In 2018, Vickie Sanders at El Dorado County began laying the seeds with Placer County to assume control over the maintenance of the Rubicon Trail from Loon Lake through to Lake Tahoe. The Rubicon Trail has never been a high priority for Placer County, so El Dorado County began the process to get an MOU (Memorandum of Understand or Formal written agreement) in order to take control. In 2019, with the MOU secure, Vickie began planning a very important project on Cadillac Hill. At the very popular Steve Morris history of the Rubicon speech at Jeepers Jamboree, Steve stated that in his opinion, the road base at Cadillac Hill was 10 feet lower in some areas from his first visit. This erosion over the years lowering sections of the hillside needed to be addressed. However, the amount of natural rock around Cadillac Hill had been used in previous projects. It was clear that a helicopter would be required to fly rock available at the Gerle Addit, an ENF facility (Loon Lake, spillway, and tunnel rock from the ’50s) to Cadillac Hill. Vickie secured a grant from the OHV Fund to hire the Sikorsky S-64 Skycrane from Siller, but the grant required matching funds. In early 2020, the Rubicon Trail Foundation voted to provide the $32,000 of matching funds required to execute the grant. The project was on!

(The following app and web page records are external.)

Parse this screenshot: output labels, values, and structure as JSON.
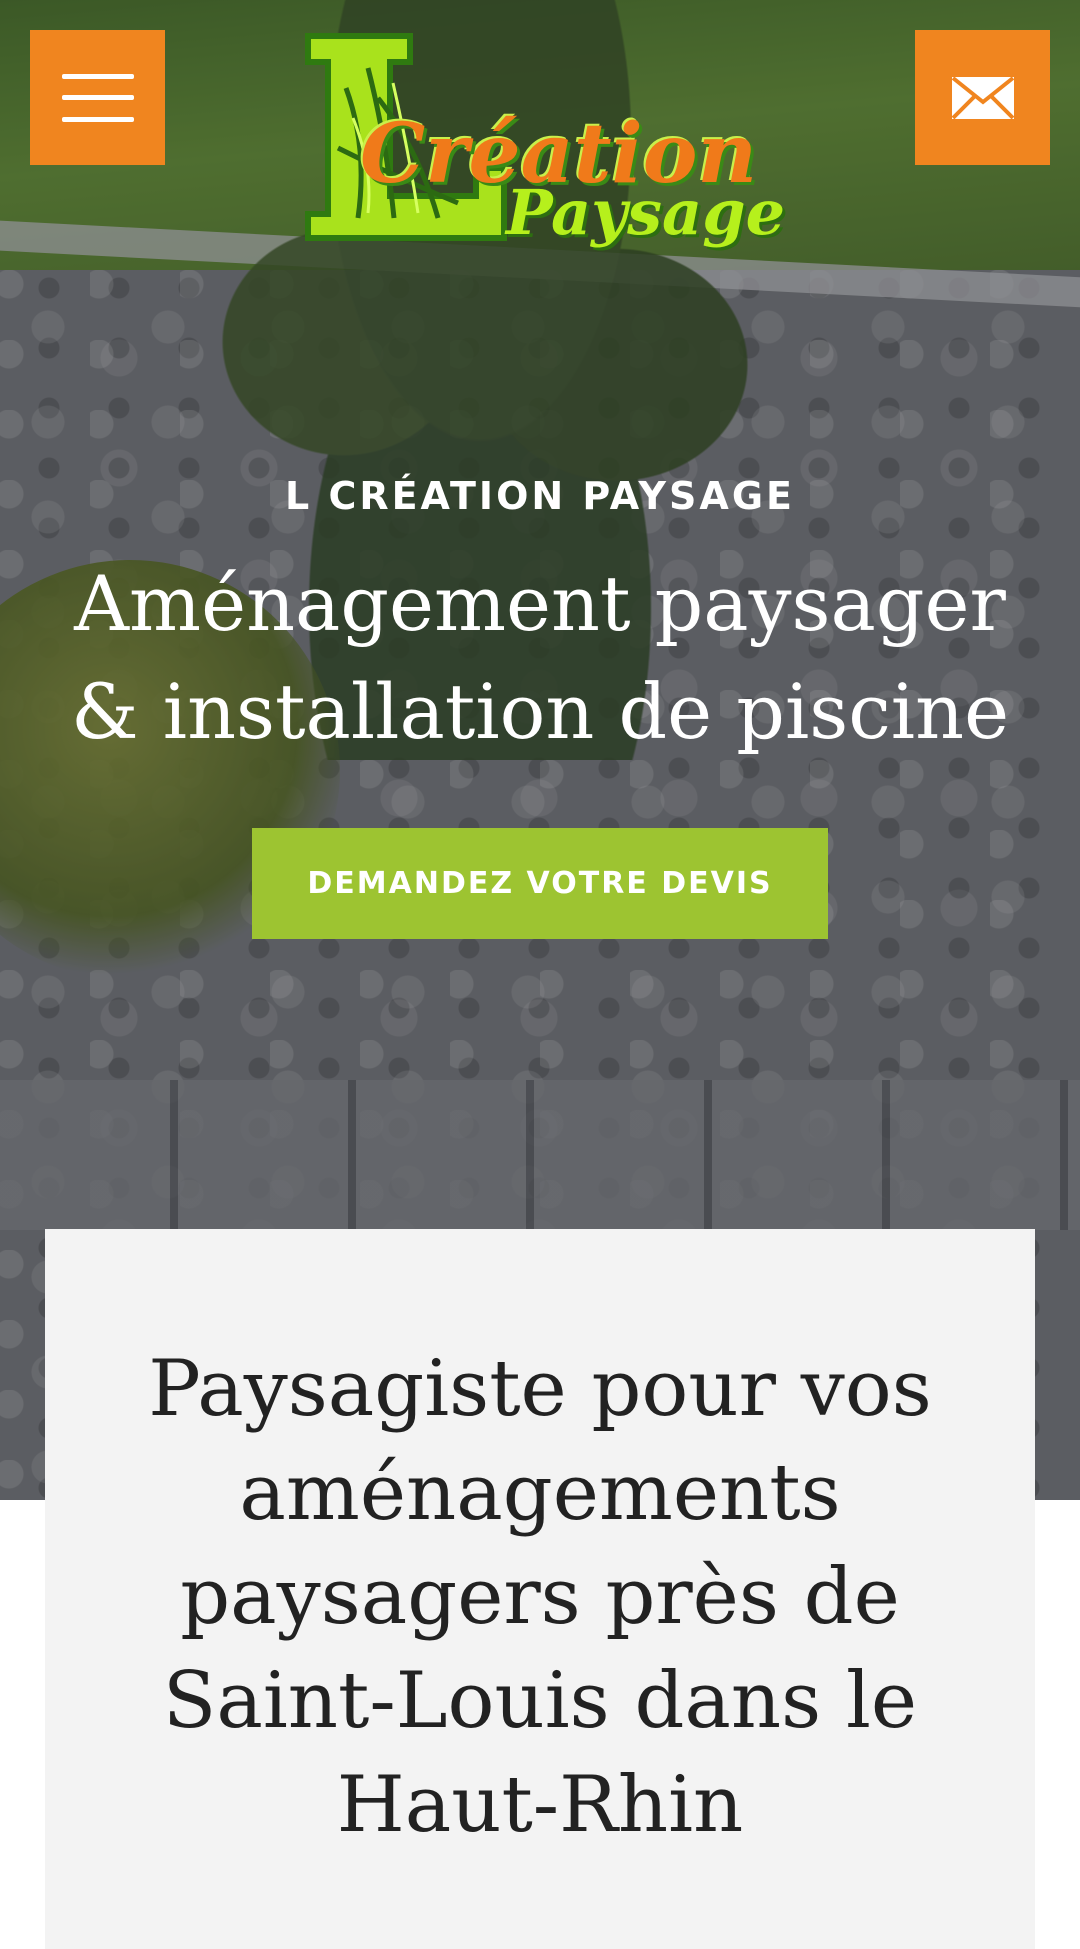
{
  "header": {
    "menu_icon": "hamburger-menu-icon",
    "mail_icon": "envelope-icon",
    "logo": {
      "line1": "Création",
      "line2": "Paysage",
      "letter": "L"
    }
  },
  "hero": {
    "eyebrow": "L CRÉATION PAYSAGE",
    "title": "Aménagement paysager & installation de piscine",
    "cta_label": "DEMANDEZ VOTRE DEVIS"
  },
  "intro": {
    "title": "Paysagiste pour vos aménagements paysagers près de Saint-Louis dans le Haut-Rhin"
  },
  "colors": {
    "accent_orange": "#f0851f",
    "accent_green": "#9dc431",
    "logo_orange": "#f07a1a",
    "logo_lime": "#b6f01c",
    "card_bg": "#f3f3f3",
    "text_dark": "#222222"
  }
}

In April, when the weather on the trail became more clear, Siller was able to confirm availability for the weekend of May 15-17. However, any project like this requires manpower and Jeepers Jamboree, with years of experience doing work on Cadillac Hill, stepped up to provide the crew required to complete the work. Rubicon Trail Foundation provided support by feeding the volunteers, in addition to the previously approved matching funds.
On May 15, the rock began being flown to Cadillac. There were 3 RTF directors, 3 JJ directors, and 5 JJ volunteers for a total of 10 people on site for rock delivery. Rock was laid down on cyclone fence and the fence was pulled over and secured with hog rings. More rock was placed over that blanket of rock, for final securing.

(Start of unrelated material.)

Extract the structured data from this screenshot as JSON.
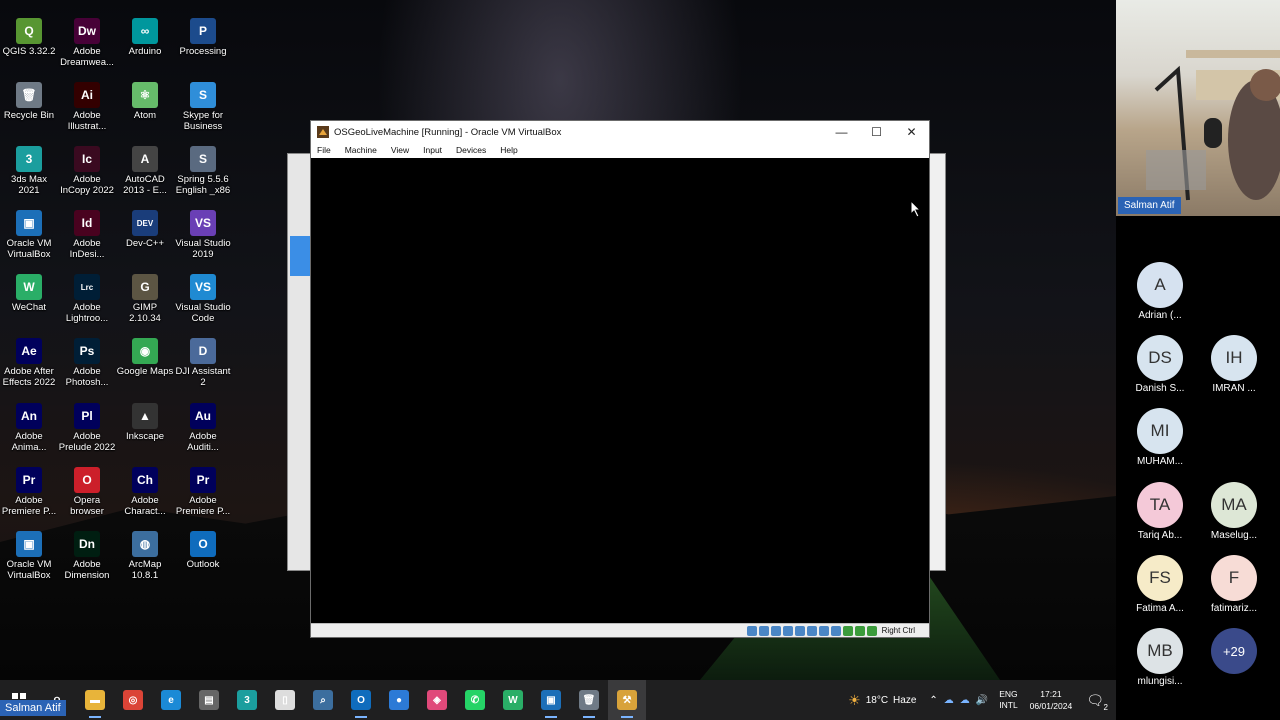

Final work below V Rock
In total, 264,000 lbs of rock was flown to Cadillac Hill and a couple other locations. Overall the project was a major success and a great example of El Dorado County, State OHV Fund, Rubicon Trail Foundation donors, and trail volunteers to ensure an important project on the trail is completed.
The Rubicon Trail Foundation (RTF) was asked by Vickie Sanders, Parks Manager for El Dorado County if we would be interested in an as needed contract for pumping the restrooms on the Rubicon.

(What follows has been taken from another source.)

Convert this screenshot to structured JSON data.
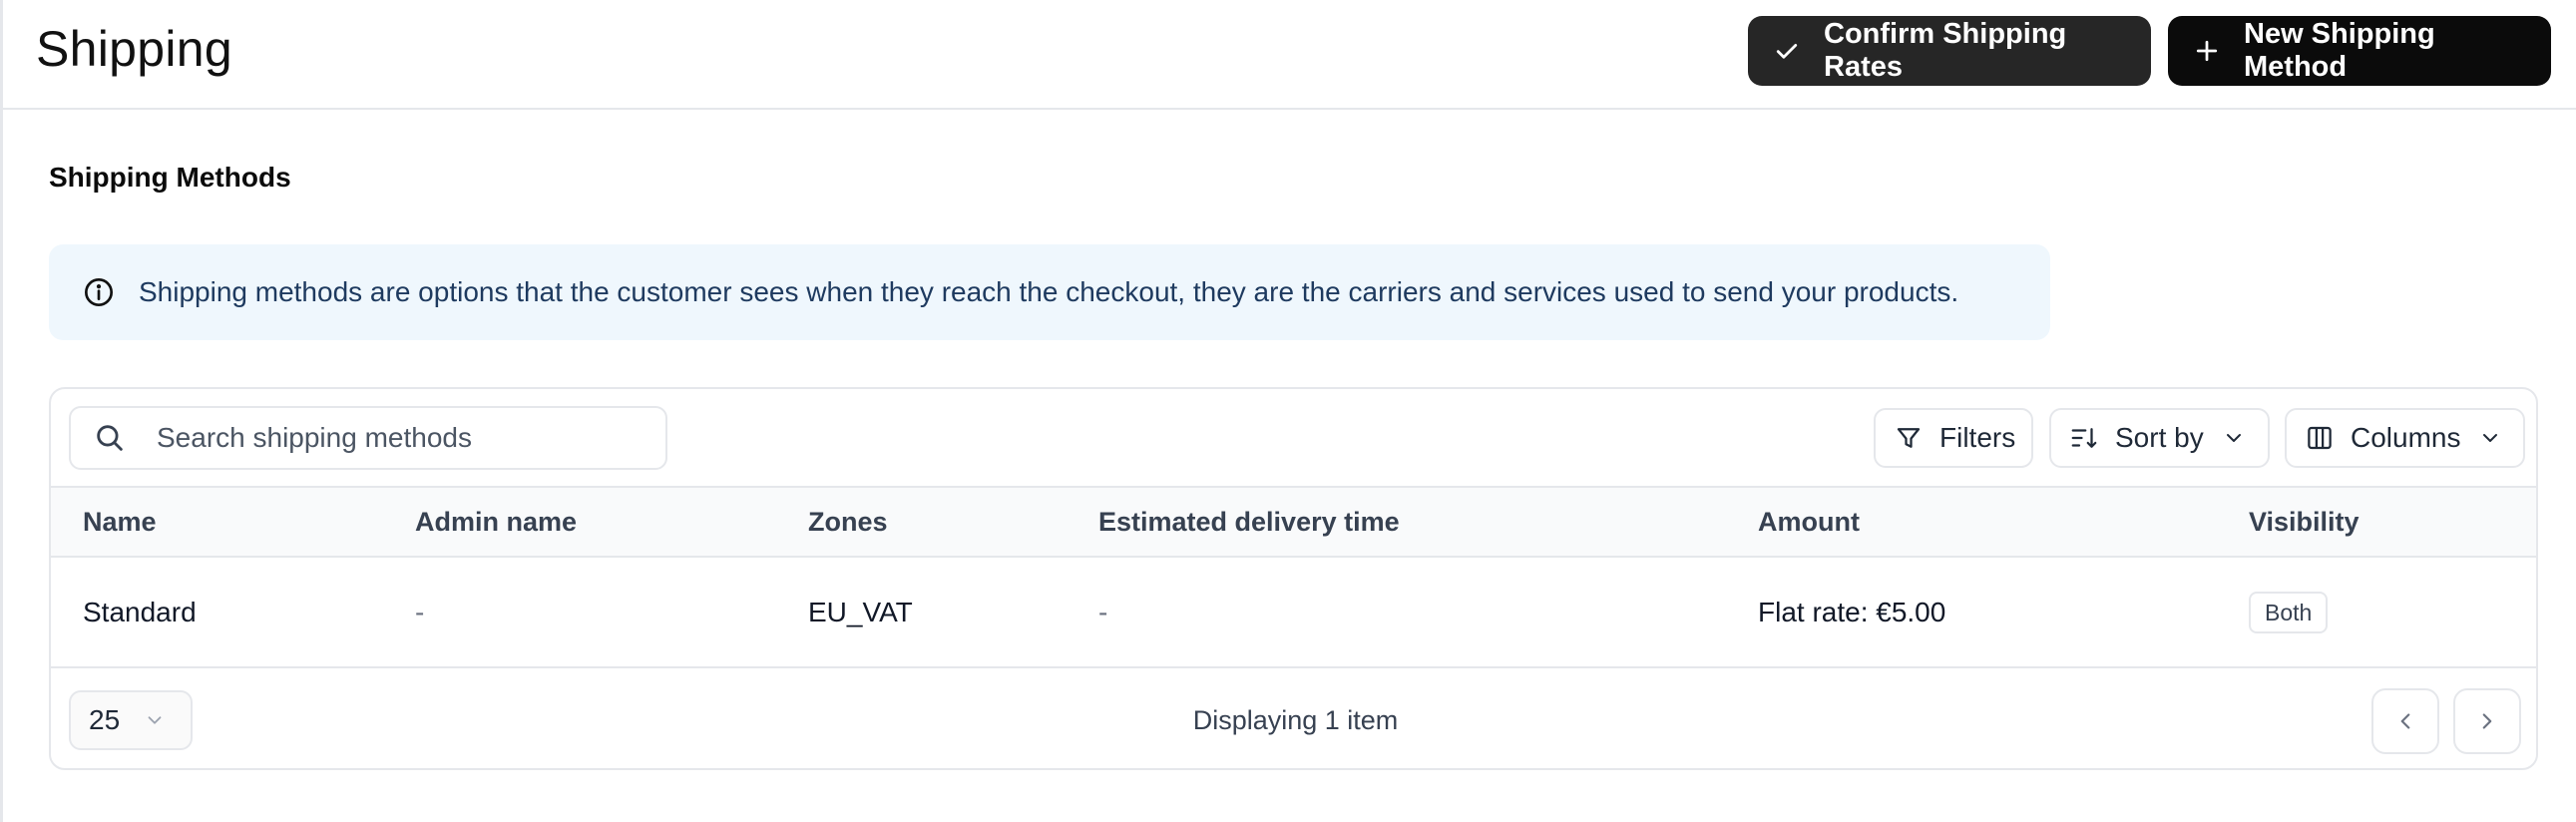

The RTF Board met to discuss the “as needed” contract and our consensus was, we don’t have the manpower this year to operate the Unimog on the trail. It was our understanding the county poo truck would be ready to go this season, so we focused our energies on other trail activities.
As a possible solution, RTF has offered to train a county employee on the operation of the RTF Unimog. We have also offered to lease the Unimog to the County for $1 for the season.
The RTF board understands the necessity of pumping and cleaning the toilets on the trail and we are open to any suggestions to make sure it gets done properly and in a timely manner.
The Rubicon Trail Foundation is federally recognized, non-profit organization dedicated to the future health of the Rubicon Trail. The Rubicon Trail Foundation acts as the support for Rubicon work projects, Friends of the Rubicon, and as a liaison with local government organizations. This support can range from getting approval for projects from the appropriate agencies, to feeding the volunteers, to buying the supplies needed to maintain the trail. We also fight the efforts of others to close or restrict use of the Rubicon Trail System. All funds raised help to enhance the future health of the Rubicon Trail, while ensuring responsible motorized year-round access.
Our Officers and Directors represent a wide variety of Rubicon Trail users and supporters. These include trail users, land owners, county representatives, manufacturers, and Rubicon event organizers. For more information on getting involved or supporting the Rubicon Trail Foundation please call us at 888-678-2426 or visit our website at www.rubicontrail.org.